→ **TASK INSTRUCTIONS**
From the entries below, list each line with "border".

[Element data from apps and pages]

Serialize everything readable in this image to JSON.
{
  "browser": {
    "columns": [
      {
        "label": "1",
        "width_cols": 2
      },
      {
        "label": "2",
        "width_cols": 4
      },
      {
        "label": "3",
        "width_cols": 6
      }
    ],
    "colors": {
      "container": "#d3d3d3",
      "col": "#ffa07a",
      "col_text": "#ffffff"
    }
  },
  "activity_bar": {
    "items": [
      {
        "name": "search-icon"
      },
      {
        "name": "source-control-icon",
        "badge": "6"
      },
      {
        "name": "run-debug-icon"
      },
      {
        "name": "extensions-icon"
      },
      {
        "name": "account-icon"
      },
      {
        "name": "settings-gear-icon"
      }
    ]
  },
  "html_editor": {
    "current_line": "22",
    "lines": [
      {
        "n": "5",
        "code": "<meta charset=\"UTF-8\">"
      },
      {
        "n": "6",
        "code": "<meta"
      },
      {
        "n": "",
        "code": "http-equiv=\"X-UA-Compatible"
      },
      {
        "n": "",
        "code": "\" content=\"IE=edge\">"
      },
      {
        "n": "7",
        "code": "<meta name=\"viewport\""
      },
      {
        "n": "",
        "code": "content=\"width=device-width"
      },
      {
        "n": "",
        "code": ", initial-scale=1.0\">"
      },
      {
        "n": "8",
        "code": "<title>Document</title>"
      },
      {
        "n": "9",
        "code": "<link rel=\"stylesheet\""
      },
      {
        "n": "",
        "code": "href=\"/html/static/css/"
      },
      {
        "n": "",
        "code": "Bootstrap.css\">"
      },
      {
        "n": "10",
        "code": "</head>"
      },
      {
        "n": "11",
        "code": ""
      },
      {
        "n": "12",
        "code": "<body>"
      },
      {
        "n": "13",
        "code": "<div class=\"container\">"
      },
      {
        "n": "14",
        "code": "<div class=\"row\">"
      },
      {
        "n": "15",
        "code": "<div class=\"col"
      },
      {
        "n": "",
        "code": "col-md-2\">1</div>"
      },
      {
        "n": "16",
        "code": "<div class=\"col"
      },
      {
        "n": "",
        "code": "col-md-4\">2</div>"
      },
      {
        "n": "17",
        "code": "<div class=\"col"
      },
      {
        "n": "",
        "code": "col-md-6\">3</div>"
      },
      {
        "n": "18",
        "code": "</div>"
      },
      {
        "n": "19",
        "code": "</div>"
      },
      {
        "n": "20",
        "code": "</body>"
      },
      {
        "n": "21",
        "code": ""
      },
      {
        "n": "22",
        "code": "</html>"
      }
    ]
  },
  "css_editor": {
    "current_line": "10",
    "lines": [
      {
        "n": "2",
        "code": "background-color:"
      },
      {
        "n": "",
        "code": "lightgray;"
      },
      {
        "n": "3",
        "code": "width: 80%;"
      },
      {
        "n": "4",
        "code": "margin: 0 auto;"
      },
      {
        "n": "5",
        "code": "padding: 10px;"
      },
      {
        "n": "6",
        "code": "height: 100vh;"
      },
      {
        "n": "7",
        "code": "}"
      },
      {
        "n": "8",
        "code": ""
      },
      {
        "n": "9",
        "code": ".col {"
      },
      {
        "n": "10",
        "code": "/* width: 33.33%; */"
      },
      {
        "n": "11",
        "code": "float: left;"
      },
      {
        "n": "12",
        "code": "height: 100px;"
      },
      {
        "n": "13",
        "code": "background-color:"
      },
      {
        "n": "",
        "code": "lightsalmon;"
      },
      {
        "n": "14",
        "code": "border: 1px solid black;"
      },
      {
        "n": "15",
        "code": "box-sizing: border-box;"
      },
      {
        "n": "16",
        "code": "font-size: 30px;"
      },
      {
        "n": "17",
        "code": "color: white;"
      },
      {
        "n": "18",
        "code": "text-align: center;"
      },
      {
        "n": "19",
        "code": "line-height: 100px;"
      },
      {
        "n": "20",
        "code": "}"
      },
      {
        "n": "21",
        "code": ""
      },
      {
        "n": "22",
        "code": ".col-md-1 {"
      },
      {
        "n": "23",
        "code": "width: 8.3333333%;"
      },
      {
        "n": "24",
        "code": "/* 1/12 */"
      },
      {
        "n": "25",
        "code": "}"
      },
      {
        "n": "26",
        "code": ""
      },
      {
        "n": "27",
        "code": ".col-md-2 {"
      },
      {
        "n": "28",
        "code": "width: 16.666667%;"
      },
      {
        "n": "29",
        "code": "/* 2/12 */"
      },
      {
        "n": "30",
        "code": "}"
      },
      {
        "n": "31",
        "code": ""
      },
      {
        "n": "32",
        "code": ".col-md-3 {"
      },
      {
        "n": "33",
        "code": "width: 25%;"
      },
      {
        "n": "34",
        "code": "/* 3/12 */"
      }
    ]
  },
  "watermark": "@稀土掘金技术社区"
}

→ **ANSWER SECTION**
        "code": "border: 1px solid black;"
        "code": "box-sizing: border-box;"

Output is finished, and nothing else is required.